The Employment Appeal Tribunal (EAT) has held an employer liable to pay income protection payments to an employee, despite the payment not being covered by the employer’s insurance.


An employee began working for a company in 2003. He received an offer letter and a summary of benefits which set out the terms of the employer’s long-term sickness absence scheme and the level of income protection payments (IPP) payable under that scheme. These documents said that employees would receive an additional 5% “escalator” payment each year after the first 52 weeks. His employer had insurance cover in respect of its obligation to pay IPP, including the escalator payment. The summary of benefits noted that the benefit schemes were governed by the terms of the group policies.

In 2006, the employee transferred under TUPE to a new employer and, in 2009, began a period of long-term sickness. In 2016, whilst still on sick leave, the employee realised that his new employer had not been including the 5% escalator payment in his IPP. Upon bringing this to his new employer’s attention, he was informed that the escalator payment had ceased to be covered by their insurance in 2008 and so was no longer payable.

The ET decision

The employee brought a claim for the escalator payment in the Employment Tribunal (ET), which held that he was contractually entitled to receive the payment. As the new employer’s insurance did not cover the escalator payment, the ET’s decision meant that the new employer was required to pay the difference between the amount the insurance policy paid out and the amount to which the employee was entitled under his contract of employment.

The EAT decision

The new employer appealed, unsuccessfully. The EAT held that the offer letter and summary of benefits received by the claimant in 2003 were contractually binding as they were incorporated into his contract of employment. The summary of benefits noted that the operation of the IPP was governed by the terms of the insurance policy but no specific policy was referred to. Also, the claimant was never provided with a copy of the insurance policy so never saw the limits on the cover. This, the EAT said, would have been required in order for the terms of the insurance policy to restrict the extent of any entitlement.

Even if a copy of the original insurance policy had been provided to the claimant in 2003, this would not mean any subsequent change to the policy would be automatically incorporated into the terms of the entitlement. The new employer had replaced the original insurance policy with one that provided less favourable terms as it did not include the 5% escalator the claimant sought. The EAT applied an established principle that, if a restriction is introduced which limits or destroys another person’s rights, a court or tribunal cannot hold the person to be bound by it unless it was explicitly drawn to their attention. There was no evidence that the employer, in this case, had explicitly brought the change of the insurance policy terms or their obligations in relation to IPP to the claimant’s attention.

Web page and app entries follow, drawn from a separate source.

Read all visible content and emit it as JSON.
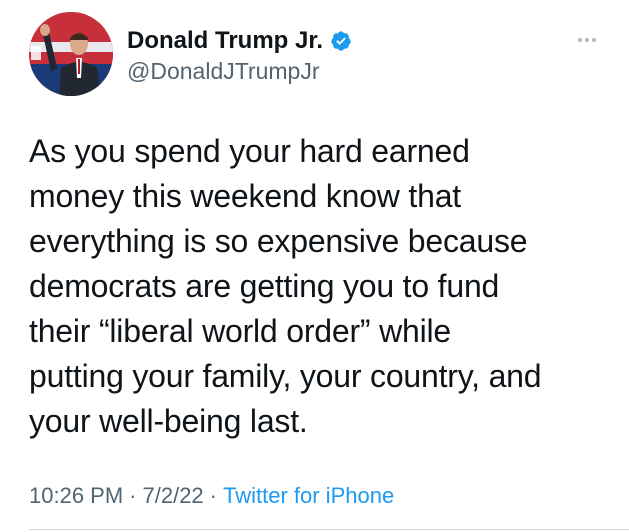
{
  "author": {
    "display_name": "Donald Trump Jr.",
    "handle": "@DonaldJTrumpJr",
    "verified": true,
    "avatar_icon": "profile-photo"
  },
  "tweet": {
    "lines": [
      "As you spend your hard earned",
      "money this weekend know that",
      "everything is so expensive because",
      "democrats are getting you to fund",
      "their “liberal world order” while",
      "putting your family, your country, and",
      "your well-being last."
    ]
  },
  "meta": {
    "time": "10:26 PM",
    "separator": "·",
    "date": "7/2/22",
    "source": "Twitter for iPhone"
  },
  "colors": {
    "text": "#0f1419",
    "secondary": "#536471",
    "link": "#1d9bf0",
    "verified": "#1d9bf0"
  },
  "icons": {
    "verified": "verified-badge-icon",
    "more": "more-options-icon"
  }
}
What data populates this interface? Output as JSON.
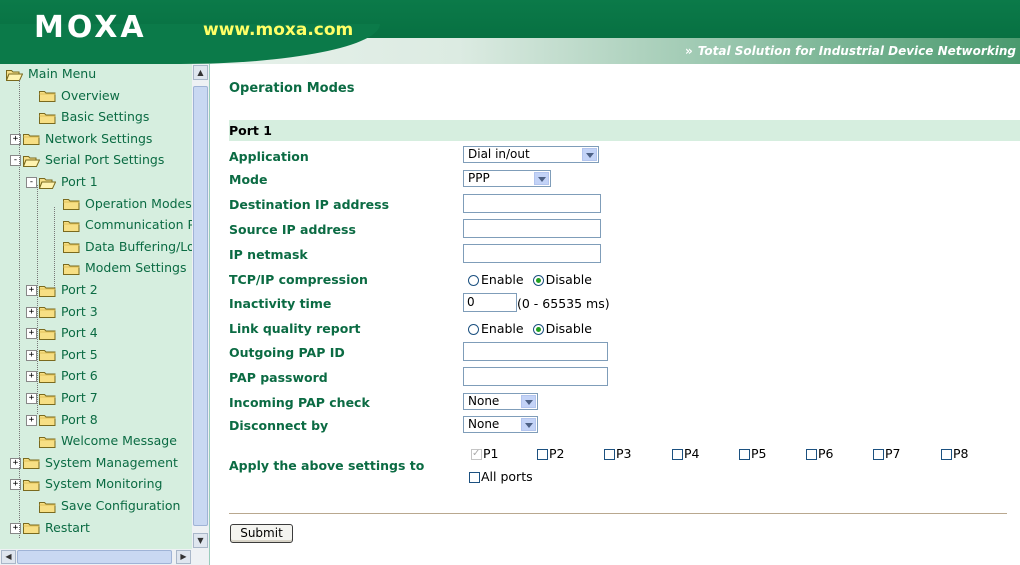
{
  "header": {
    "logo_text": "MOXA",
    "url": "www.moxa.com",
    "tagline": "Total Solution for Industrial Device Networking",
    "tagline_arrows": "»"
  },
  "sidebar": {
    "items": [
      {
        "label": "Main Menu",
        "expander": ""
      },
      {
        "label": "Overview",
        "expander": ""
      },
      {
        "label": "Basic Settings",
        "expander": ""
      },
      {
        "label": "Network Settings",
        "expander": "+"
      },
      {
        "label": "Serial Port Settings",
        "expander": "−"
      },
      {
        "label": "Port 1",
        "expander": "−"
      },
      {
        "label": "Operation Modes",
        "expander": ""
      },
      {
        "label": "Communication P.",
        "expander": ""
      },
      {
        "label": "Data Buffering/Lo",
        "expander": ""
      },
      {
        "label": "Modem Settings",
        "expander": ""
      },
      {
        "label": "Port 2",
        "expander": "+"
      },
      {
        "label": "Port 3",
        "expander": "+"
      },
      {
        "label": "Port 4",
        "expander": "+"
      },
      {
        "label": "Port 5",
        "expander": "+"
      },
      {
        "label": "Port 6",
        "expander": "+"
      },
      {
        "label": "Port 7",
        "expander": "+"
      },
      {
        "label": "Port 8",
        "expander": "+"
      },
      {
        "label": "Welcome Message",
        "expander": ""
      },
      {
        "label": "System Management",
        "expander": "+"
      },
      {
        "label": "System Monitoring",
        "expander": "+"
      },
      {
        "label": "Save Configuration",
        "expander": ""
      },
      {
        "label": "Restart",
        "expander": "+"
      }
    ]
  },
  "main": {
    "title": "Operation Modes",
    "section": "Port 1",
    "fields": {
      "application": {
        "label": "Application",
        "value": "Dial in/out"
      },
      "mode": {
        "label": "Mode",
        "value": "PPP"
      },
      "dest_ip": {
        "label": "Destination IP address",
        "value": ""
      },
      "src_ip": {
        "label": "Source IP address",
        "value": ""
      },
      "netmask": {
        "label": "IP netmask",
        "value": ""
      },
      "tcp_compression": {
        "label": "TCP/IP compression",
        "enable": "Enable",
        "disable": "Disable",
        "selected": "Disable"
      },
      "inactivity": {
        "label": "Inactivity time",
        "value": "0",
        "hint": "(0 - 65535 ms)"
      },
      "link_quality": {
        "label": "Link quality report",
        "enable": "Enable",
        "disable": "Disable",
        "selected": "Disable"
      },
      "pap_id": {
        "label": "Outgoing PAP ID",
        "value": ""
      },
      "pap_password": {
        "label": "PAP password",
        "value": ""
      },
      "pap_check": {
        "label": "Incoming PAP check",
        "value": "None"
      },
      "disconnect": {
        "label": "Disconnect by",
        "value": "None"
      }
    },
    "apply": {
      "label": "Apply the above settings to",
      "ports": [
        "P1",
        "P2",
        "P3",
        "P4",
        "P5",
        "P6",
        "P7",
        "P8"
      ],
      "checked_ports": [
        "P1"
      ],
      "all_ports": "All ports"
    },
    "submit_label": "Submit"
  },
  "colors": {
    "brand_green": "#0b7a49",
    "label_green": "#0b6b43",
    "sidebar_bg": "#d6eedf",
    "url_yellow": "#ffff66"
  }
}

The EAT held that, as the new employer was contractually bound to provide the IPP, which included the 5% escalator, they were required to honour the full payment regardless of the terms and cover of its insurance policy.

What does this mean for employers?

This decision serves as a warning to transferee employers during a TUPE transfer to carry out thorough due diligence in relation to levels of permanent health insurance benefits which have been promised to transferring employees.

In addition, when describing any insurance-backed benefits, employers should ensure that contracts of employment are clear and do not provide any benefits that are not fully covered by an underlying insurance policy. Any ambiguity in relation to whether an employer has an obligation to provide a benefit that is not covered by an insurance policy will be decided in favour of the employee. Specific policies and the terms of those policies should be referred to and shared with the employee.

Employers should also explicitly communicate any changes or qualifications to the terms of benefit schemes to their employees in order for these to be incorporated into the terms of any relevant benefit schemes.